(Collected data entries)
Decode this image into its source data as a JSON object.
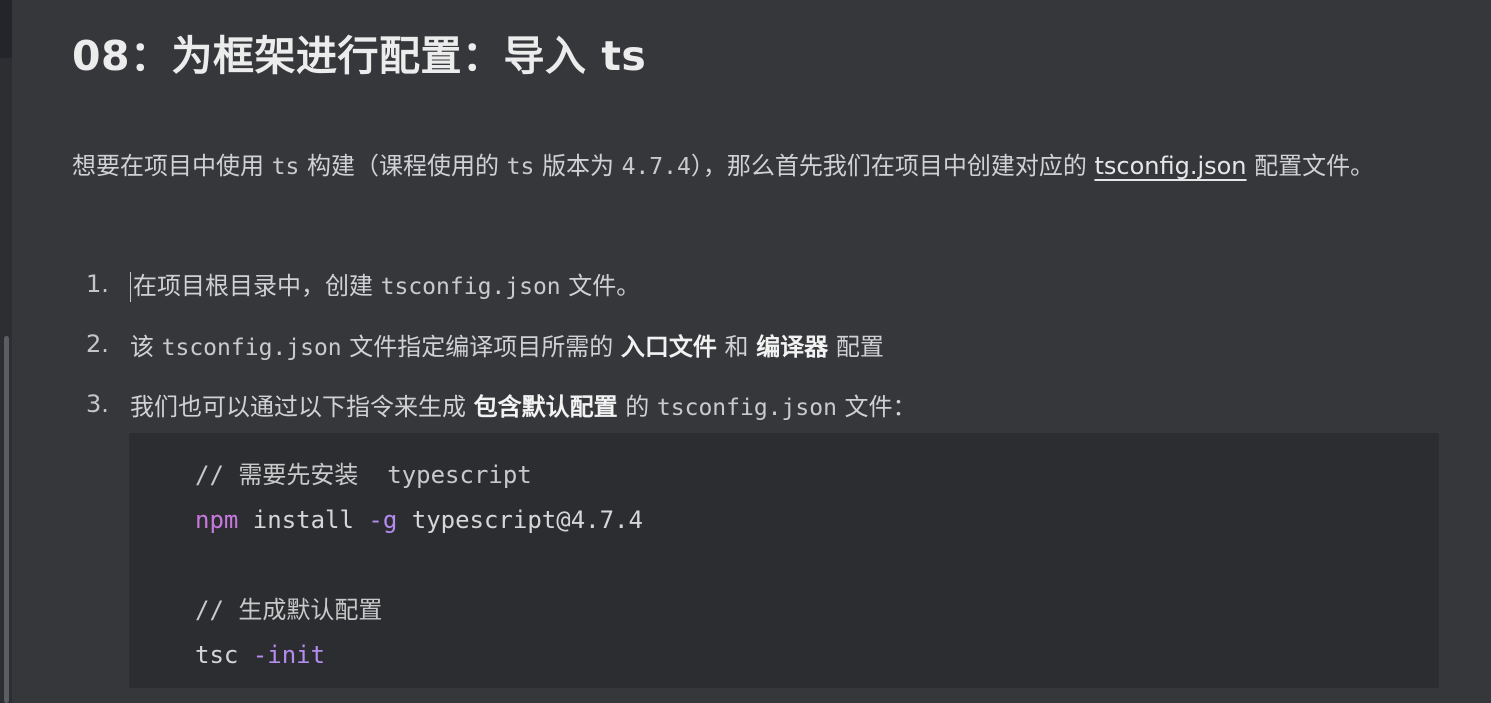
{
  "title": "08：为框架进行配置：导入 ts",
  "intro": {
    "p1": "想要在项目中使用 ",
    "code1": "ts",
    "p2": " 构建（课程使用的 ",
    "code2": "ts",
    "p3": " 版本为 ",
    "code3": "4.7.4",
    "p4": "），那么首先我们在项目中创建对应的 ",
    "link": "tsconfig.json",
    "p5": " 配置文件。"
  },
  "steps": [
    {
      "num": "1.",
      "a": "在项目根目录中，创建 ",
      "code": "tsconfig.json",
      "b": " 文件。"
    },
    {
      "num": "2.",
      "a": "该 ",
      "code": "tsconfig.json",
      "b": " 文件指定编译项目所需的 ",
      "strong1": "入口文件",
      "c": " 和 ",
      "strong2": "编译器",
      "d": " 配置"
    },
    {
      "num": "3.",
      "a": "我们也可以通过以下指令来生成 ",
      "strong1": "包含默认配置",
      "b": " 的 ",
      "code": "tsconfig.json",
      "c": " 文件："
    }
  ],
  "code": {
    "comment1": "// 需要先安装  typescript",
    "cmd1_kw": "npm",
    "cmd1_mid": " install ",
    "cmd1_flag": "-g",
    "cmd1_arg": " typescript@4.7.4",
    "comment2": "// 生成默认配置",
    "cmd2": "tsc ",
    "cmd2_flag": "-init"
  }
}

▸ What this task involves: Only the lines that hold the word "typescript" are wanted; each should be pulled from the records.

▸ Answer for this exercise:
    "comment1": "// 需要先安装  typescript",
    "cmd1_arg": " typescript@4.7.4",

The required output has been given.